Spaceflight Inc. will debut newly developed technical innovations used for the company’s next-generation Sherpa program, enabling smallsat transportation throughout cislunar space in a way that has never previously been accomplished.
Intentionally built with modular plug-and-play subsystems, Spaceflight’s next-gen Sherpa orbital transfer vehicle (OTV) program offers customers flexibility and customization, including multiple types of propulsion for last-mile delivery, flight-proven avionics and separation sequencers, rich deployment telemetry and imaging systems, direct space-to-ground networks, and more. Based on a standardized 24-inch ESPA port, the Sherpa OTVs offer a reconfigurable, 300 kilogram, payload capacity and are sized to launch on most rockets.

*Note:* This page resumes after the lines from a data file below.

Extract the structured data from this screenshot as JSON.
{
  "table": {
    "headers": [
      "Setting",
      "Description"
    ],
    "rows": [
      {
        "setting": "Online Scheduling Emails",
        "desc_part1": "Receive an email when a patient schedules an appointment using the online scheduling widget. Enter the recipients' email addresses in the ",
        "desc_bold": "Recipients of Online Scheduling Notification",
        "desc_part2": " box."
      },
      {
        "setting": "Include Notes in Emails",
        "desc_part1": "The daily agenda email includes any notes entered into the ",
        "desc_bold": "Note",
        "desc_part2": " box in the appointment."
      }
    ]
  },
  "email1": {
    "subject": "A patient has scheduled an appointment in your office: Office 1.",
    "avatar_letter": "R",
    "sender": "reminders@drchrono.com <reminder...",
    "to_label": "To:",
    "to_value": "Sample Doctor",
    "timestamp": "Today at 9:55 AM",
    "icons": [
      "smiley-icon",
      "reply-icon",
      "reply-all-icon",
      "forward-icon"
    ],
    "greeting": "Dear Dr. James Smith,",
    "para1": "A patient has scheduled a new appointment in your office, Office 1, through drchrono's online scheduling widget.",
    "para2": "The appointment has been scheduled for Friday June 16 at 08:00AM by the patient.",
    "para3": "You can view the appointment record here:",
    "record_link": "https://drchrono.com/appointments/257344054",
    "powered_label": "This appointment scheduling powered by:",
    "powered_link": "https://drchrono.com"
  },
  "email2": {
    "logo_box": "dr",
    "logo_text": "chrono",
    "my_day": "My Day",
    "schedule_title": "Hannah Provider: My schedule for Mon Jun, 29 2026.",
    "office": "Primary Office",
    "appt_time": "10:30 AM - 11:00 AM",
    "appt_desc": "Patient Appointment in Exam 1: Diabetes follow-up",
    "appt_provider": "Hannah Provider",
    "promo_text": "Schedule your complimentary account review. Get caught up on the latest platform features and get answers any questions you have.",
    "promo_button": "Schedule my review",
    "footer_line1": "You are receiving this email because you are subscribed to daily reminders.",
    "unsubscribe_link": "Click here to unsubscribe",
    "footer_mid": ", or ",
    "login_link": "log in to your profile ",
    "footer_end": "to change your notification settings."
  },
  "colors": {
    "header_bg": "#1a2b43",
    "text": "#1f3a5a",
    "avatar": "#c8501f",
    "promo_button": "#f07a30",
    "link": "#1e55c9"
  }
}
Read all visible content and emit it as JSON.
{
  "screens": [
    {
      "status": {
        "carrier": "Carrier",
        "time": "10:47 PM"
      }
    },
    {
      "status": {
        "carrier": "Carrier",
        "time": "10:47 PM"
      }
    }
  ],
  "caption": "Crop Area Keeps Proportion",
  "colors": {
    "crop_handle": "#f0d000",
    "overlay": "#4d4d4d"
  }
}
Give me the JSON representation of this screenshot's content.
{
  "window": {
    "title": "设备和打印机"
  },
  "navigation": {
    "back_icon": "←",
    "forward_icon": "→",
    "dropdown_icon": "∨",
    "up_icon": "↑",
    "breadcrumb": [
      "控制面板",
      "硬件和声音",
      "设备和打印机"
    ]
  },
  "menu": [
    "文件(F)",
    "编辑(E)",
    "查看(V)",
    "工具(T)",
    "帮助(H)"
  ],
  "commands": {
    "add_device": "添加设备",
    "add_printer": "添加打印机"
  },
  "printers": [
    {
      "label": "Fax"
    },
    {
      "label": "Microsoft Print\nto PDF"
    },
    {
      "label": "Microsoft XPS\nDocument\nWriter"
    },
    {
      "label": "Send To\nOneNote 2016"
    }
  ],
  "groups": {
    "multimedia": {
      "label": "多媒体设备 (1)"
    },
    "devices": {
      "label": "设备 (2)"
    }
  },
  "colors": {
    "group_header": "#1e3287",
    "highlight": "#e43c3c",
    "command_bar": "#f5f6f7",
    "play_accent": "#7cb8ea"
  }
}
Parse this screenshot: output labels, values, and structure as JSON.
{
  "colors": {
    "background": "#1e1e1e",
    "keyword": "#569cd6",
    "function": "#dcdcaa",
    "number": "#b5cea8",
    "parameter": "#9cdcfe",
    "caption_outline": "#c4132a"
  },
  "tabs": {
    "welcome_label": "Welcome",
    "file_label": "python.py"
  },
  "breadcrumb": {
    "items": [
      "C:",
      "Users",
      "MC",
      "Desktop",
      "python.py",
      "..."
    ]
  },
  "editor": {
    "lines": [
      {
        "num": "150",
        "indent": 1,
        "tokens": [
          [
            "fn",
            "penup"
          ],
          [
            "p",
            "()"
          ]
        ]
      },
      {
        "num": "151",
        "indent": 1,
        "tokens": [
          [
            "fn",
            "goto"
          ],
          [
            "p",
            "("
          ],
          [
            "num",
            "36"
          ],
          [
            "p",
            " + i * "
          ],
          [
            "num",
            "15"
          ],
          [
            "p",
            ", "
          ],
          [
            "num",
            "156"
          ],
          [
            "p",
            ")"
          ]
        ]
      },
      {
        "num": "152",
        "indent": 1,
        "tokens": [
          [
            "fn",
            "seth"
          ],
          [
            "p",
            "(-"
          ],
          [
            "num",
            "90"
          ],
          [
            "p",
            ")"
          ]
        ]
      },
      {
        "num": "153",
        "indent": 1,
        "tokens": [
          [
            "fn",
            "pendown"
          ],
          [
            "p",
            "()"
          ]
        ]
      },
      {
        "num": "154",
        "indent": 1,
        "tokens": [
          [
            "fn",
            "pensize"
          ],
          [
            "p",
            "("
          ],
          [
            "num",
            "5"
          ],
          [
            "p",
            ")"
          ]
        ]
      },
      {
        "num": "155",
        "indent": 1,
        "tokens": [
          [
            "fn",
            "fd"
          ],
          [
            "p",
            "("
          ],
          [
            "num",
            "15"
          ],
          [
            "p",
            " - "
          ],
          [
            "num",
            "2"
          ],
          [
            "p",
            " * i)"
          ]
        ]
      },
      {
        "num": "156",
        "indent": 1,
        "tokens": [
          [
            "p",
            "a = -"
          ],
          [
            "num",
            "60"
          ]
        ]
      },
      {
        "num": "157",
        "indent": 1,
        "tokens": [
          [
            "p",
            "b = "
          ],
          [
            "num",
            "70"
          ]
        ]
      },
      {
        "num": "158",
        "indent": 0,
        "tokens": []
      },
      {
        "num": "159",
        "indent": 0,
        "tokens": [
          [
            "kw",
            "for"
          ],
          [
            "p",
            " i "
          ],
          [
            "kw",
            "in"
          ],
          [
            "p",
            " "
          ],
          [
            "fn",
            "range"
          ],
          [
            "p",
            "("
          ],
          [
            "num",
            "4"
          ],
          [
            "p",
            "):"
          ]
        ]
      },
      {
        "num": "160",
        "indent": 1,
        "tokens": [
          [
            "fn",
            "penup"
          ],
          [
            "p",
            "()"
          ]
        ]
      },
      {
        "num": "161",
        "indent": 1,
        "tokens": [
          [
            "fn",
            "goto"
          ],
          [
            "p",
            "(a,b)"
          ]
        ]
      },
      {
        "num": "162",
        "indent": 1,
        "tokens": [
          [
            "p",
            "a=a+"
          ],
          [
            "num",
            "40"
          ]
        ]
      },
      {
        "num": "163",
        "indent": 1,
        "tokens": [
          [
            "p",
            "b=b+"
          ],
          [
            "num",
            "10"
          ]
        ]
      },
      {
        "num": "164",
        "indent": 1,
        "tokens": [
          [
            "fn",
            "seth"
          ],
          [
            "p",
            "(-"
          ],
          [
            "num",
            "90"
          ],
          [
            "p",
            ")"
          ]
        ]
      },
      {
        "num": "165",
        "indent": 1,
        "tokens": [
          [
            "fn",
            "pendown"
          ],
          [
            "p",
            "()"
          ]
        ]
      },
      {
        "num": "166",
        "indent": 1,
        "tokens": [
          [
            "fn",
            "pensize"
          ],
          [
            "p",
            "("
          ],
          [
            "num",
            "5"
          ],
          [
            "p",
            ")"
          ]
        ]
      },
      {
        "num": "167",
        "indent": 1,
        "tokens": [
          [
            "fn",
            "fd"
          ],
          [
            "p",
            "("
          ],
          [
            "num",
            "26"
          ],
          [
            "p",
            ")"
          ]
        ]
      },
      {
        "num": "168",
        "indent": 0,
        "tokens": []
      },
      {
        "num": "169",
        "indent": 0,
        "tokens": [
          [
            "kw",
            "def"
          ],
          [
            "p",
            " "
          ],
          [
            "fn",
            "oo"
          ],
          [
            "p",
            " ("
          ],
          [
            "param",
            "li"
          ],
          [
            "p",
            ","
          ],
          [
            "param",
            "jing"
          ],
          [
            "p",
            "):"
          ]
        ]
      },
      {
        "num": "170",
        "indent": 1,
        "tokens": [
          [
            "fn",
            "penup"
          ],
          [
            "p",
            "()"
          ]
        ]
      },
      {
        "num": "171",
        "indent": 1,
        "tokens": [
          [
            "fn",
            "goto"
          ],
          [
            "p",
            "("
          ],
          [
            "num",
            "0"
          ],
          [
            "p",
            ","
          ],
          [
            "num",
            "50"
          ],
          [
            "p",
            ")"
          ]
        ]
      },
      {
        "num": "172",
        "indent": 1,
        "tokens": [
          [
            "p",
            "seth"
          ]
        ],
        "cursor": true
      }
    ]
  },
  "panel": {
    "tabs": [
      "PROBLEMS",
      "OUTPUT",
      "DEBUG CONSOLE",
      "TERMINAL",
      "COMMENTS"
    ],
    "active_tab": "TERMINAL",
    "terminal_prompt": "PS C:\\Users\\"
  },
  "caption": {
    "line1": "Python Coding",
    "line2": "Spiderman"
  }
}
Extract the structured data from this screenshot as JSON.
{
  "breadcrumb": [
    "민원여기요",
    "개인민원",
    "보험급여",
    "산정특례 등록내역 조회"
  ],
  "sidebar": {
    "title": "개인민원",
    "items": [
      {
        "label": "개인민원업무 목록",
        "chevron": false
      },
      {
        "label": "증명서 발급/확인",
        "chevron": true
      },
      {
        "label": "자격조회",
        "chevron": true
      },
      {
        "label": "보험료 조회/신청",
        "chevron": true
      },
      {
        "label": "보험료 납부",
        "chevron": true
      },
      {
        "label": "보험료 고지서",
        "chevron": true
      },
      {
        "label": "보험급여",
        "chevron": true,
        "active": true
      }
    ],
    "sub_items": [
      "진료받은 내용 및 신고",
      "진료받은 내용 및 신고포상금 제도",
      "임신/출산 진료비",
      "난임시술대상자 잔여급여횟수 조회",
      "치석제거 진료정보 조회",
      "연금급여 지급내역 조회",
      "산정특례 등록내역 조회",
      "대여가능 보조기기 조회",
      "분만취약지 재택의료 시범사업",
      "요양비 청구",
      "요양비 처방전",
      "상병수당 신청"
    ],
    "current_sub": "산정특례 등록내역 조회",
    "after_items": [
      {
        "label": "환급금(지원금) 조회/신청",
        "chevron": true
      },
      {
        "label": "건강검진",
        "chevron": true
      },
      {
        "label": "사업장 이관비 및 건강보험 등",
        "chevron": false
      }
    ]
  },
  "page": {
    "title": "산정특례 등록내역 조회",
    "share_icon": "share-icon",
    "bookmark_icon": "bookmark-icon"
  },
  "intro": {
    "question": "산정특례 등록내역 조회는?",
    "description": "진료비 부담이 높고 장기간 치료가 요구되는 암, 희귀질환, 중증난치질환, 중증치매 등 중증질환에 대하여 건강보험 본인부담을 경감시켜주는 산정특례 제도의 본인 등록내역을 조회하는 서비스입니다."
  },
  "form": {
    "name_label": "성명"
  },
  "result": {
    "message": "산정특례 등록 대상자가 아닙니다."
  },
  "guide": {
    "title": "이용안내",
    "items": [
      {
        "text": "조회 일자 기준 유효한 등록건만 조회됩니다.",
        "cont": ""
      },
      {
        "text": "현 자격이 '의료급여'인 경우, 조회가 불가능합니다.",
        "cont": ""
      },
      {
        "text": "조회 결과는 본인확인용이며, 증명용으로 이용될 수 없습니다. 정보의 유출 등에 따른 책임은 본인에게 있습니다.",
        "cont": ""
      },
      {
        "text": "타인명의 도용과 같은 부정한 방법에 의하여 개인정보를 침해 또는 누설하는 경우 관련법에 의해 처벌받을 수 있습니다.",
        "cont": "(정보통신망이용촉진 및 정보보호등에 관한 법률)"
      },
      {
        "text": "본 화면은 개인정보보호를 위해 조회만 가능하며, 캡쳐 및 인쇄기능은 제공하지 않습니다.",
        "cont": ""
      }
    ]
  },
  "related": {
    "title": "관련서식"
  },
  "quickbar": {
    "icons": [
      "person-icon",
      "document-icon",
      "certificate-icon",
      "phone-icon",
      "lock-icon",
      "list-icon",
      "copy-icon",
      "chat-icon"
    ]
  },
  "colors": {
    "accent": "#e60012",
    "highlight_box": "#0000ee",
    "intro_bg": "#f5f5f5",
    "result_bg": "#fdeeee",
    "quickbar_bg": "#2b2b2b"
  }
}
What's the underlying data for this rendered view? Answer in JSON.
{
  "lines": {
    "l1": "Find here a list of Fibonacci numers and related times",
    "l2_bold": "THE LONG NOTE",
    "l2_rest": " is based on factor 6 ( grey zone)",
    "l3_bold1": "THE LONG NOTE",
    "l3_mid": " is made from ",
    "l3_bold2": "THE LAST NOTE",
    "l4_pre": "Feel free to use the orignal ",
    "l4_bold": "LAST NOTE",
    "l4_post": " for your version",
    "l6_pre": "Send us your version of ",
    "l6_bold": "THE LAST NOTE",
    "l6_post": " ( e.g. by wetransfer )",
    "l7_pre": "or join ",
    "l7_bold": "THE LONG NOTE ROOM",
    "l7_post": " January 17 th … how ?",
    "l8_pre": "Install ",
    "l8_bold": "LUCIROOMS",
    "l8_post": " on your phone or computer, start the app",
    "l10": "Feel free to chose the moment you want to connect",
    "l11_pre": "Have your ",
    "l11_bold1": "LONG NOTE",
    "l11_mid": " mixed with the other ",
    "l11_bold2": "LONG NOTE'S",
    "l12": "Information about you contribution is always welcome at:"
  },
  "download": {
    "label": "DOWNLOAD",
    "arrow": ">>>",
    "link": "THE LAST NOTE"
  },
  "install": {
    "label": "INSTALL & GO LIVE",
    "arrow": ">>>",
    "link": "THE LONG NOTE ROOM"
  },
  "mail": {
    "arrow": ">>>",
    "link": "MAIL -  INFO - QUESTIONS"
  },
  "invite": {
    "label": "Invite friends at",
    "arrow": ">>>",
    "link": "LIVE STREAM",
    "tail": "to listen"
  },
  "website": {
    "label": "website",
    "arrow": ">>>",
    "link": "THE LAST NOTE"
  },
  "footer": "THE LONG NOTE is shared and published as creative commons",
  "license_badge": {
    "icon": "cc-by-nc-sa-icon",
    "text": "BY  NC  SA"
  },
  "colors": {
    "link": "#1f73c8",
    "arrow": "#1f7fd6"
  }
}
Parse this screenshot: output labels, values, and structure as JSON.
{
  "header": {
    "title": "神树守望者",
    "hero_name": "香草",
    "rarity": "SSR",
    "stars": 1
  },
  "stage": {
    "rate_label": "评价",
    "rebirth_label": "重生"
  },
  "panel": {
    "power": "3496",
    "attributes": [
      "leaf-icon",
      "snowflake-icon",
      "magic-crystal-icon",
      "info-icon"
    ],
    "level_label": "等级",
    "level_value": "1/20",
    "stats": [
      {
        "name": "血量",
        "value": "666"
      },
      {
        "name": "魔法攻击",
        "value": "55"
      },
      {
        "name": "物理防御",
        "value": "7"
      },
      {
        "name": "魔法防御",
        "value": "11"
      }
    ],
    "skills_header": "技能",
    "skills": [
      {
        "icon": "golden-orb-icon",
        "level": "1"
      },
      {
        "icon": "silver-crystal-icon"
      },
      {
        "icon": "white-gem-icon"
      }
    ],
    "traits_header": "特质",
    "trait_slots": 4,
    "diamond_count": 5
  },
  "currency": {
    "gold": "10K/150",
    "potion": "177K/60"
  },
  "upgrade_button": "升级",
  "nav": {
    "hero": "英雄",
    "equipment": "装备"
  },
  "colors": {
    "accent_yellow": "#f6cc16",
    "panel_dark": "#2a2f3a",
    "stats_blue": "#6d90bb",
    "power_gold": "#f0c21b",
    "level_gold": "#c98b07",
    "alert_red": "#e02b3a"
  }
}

The modular design enables Spaceflight to quickly customize the OTVs with different propulsion systems and subsystems to deliver highly varied capabilities to meet customers’ unique needs for orbital deployment. In its simplest form, Spaceflight’s OTV is a free-flying rideshare deployer; in its most advanced state, it’s an interplanetary transport vehicle. Each Sherpa can be exactly tailored to the demands of a given mission, customer, or application.
Spaceflight will also be using its flight-proven R2A avionics system, built entirely in-house. The system will give customers unprecedented access to the most accurate and timely data about the health and location of their spacecraft. Spaceflight designed its new avionics system based on learnings from past missions to provide higher fidelity data using direct space-to-ground networks. One of the most flexible and lowest-cost sequencers on the market, R2A will give Spaceflight customers access to individual spacecraft separation and deployment processes, thereby reducing risk and providing greater mission assurance.
Spaceflight’s groundbreaking innovations are scheduled to launch aboard its SXRS-5 mission that will fly two Sherpa OTVs on SpaceX’s Transporter-2 launch, including the industry’s first electric propulsion OTV, Sherpa-LTE1. The company purchased three ports for the mission and is managing the launch integration and mission management services for 36 payloads, including six microsatellites, 29 cubesat smallsats and one hosted payload, for 14 organizations from seven countries.
The company will be flying three variations of Sherpa OTVs this year — a free flyer (Sherpa-FX), one with electric propulsion by Apollo Fusion (Sherpa-LTE), and another with chemical propulsion from Benchmark Space Systems (Sherpa-LTC).
In addition to the propulsion options, the modular structure also enables the company to add a customized command-and-control system, built with flight-proven components from Astro Digital. Similar in shape and size to a payload, the command subsystem can be easily integrated to maneuver the chemical and electric propulsion Sherpa OTVs.
“With the launch of Sherpa-FX2 and Sherpa-LTE1 on the upcoming SpaceX Transporter-2 mission, we are harnessing the power of our modular design and preparing for future launches with multiple Sherpa OTVs,” said Philip Bracken, vice president of engineering at Spaceflight. “Much like with LEGOs, we can easily build different variations of Sherpa vehicles for flight in a matter of months, as well as adjust to last-minute manifest changes without impacting the rest of the mission. This is an unprecedented capability in the space industry, and we are excited to offer this service to our customers. The propulsion systems can quickly be integrated to accommodate specific mission goals which is a paradigm shift for in-space transportation.”
“It’s not an overstatement to say that the propulsive Sherpa fundamentally changes the smallsat market,” said Mike Cassidy co-founder of Apollo Fusion. “Spaceflight’s next-gen Sherpa OTVs combined with Apollo Fusion’s propulsion can now take spacecraft to any orbit — from LEO, MEO, GEO, lunar or beyond. It’s a game-changer for smallsats that used to be confined to the standard rideshare orbits; now they’re free to chart their own destiny.”